I think it’s clear that my style of photography can most closely be defined as documentarian. A look that has progressed and shifted through photography itself in different forms. It is a style that seeks not to tell a story of deeper meaning, but to simply tell the story of what is. It’s often presented without comment, without a structure, only to inform the viewer that this, as a subject within the photo, has existed at one point in time. There are no claims made that it will exist in the future, or even that it exists now. For the moment the shutter is pressed this image, like all images, exist exclusively in the past. And through that, I’ve come to realize that all photography is a story of what was. Never of what is or what will be. So how can we claim, as documentary photographers, that what we offer is the truth? I argue instead, that it is simply one form of truth, and in acknowledging that it must be understood there are other forms of truth, meaning the image itself is a lie.
Once this has been accepted, it can be defined that photographs lie in three distinct ways, each stemming from the same cycle of repetition:
Production - The taking of the original photograph
Distribution - The original photograph is offered to the public in some form
Reception - The original photograph is seen by a third party
Consumption - The original photograph embeds itself into the third party
Interpretation - The original photograph becomes distorted when reflected on by the third party
Projection - The (potentially incorrect) themes are pushed into the third party’s work
Reproduction - New work is created retaining elements of the original photograph
Repetition - The cycle begins again
The first lie is a personal one. It is embodied in how we perceive memories due to the retelling as seen within the image itself. Skewing what we remember as having occurred when we were there as the image was taken (this can also skew the memories of those who were not there, or were the subject). As an excess, think of a photograph from your youth, perhaps one when on vacation, a photo that you have seen time and time again is best. As the photograph is of you, it’s clear that you were looking at the camera when it was taken - or at the very least, not at yourself. Yet try to remember anything about that moment other than what you can see in the frame. We can make easy assumptions like, “dad always had the camera, dad isn’t in this photo, therefore, he probably took it”. But to recall anything else will lead us down a path with no acceptable answer at the end.

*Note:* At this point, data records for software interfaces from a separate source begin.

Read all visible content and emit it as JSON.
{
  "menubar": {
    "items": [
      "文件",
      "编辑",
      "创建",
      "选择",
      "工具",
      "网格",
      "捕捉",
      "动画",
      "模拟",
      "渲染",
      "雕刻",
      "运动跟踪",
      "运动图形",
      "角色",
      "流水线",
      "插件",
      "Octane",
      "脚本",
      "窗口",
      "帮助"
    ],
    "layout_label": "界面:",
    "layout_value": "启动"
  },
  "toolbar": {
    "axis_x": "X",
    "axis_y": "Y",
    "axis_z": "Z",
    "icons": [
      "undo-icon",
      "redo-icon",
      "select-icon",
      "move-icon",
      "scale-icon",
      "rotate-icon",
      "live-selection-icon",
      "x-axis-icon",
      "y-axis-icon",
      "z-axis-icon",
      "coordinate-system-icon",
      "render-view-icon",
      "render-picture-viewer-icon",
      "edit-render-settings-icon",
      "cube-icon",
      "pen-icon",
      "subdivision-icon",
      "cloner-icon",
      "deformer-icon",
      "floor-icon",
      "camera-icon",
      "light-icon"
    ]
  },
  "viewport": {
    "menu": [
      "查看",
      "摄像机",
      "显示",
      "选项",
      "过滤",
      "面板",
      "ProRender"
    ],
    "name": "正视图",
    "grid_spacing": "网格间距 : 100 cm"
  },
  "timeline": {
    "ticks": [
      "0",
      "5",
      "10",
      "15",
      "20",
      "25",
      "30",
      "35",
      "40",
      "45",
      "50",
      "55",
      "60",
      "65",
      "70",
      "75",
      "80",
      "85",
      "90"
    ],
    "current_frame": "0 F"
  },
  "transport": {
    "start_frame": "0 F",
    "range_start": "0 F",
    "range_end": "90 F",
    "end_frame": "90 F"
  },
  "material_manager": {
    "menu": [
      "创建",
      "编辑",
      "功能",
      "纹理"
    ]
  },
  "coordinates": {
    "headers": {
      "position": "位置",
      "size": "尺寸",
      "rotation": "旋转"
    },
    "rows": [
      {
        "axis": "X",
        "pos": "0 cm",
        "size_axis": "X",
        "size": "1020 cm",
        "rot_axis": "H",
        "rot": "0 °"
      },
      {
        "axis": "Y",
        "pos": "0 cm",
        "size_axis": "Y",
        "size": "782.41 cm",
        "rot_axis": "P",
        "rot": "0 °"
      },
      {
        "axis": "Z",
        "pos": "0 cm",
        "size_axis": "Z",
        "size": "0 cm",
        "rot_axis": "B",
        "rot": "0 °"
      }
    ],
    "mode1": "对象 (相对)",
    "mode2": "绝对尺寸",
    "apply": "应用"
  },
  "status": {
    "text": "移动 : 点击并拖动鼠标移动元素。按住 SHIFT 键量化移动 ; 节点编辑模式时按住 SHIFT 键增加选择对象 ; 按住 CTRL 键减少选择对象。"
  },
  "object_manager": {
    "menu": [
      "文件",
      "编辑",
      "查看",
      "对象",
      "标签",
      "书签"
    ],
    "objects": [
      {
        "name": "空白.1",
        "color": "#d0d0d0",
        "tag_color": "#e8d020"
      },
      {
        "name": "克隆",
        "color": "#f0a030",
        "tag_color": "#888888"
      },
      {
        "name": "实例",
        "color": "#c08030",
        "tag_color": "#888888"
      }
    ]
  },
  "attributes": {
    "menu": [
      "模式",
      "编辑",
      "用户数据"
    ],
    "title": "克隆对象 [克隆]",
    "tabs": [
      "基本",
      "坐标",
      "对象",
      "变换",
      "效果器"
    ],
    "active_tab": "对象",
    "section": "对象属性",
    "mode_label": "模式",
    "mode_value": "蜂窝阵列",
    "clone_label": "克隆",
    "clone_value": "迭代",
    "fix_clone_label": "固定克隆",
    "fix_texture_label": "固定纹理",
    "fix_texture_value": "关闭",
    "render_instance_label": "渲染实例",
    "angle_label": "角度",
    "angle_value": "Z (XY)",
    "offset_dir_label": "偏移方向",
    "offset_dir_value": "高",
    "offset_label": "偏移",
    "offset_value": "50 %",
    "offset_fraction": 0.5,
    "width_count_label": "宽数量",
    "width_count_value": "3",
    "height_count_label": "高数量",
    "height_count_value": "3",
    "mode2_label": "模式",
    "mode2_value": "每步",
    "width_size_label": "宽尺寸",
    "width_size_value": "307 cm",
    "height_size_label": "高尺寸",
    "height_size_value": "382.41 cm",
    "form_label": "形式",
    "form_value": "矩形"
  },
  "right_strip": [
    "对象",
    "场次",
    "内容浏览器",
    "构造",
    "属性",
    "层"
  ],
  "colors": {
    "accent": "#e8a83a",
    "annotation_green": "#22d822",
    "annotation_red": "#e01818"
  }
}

The second lie is an artistic one. Photographs are often spoken of in terms of inclusion. Terms and phrases like “The Subject”, and “The Composition” (as a noun, a thing) are used to describe the acts the photographer took to bring things in to the frame and arrange them in a pleasing manner. However, the reality is that photography is an act of exclusion. By excluding more of the foreground the image becomes more visually dynamic through the rule of thirds. We, as photographers, are constantly shifting, nudging, and re-framing to bring our vision into the scene. All these exclusions, of which there are many for every image, lie to the viewer through not malicious intent, but rather one of storytelling.
The third lie, is that of a shifting baseline. I have written of the shifting baseline often, including it within other essays, but as a tool it outlines and reiterates the messages found here. With each passing cycle of repetition, the work shifts further from the source and acknowledges less of what it was each time. Yet, as is often seen even within my own work, there are certain elements that remain despite their inability to correctly tell the story that should be told - the story of the truth.
It isn’t enough to understand, or even accept that the above is factual, it must be worked on as a task much like any other. To see that there are lies surrounding us that are presented as truths is a burden that is passed along through each repetition. To stop this however, is impossible as we cannot remove the lie from the image. The task then becomes a goal of awareness and understanding. To accept and see that not always is there a hidden meaning of mystery and decoding life’s secrets, but that the hidden meaning is seeking out the factual in all photographs.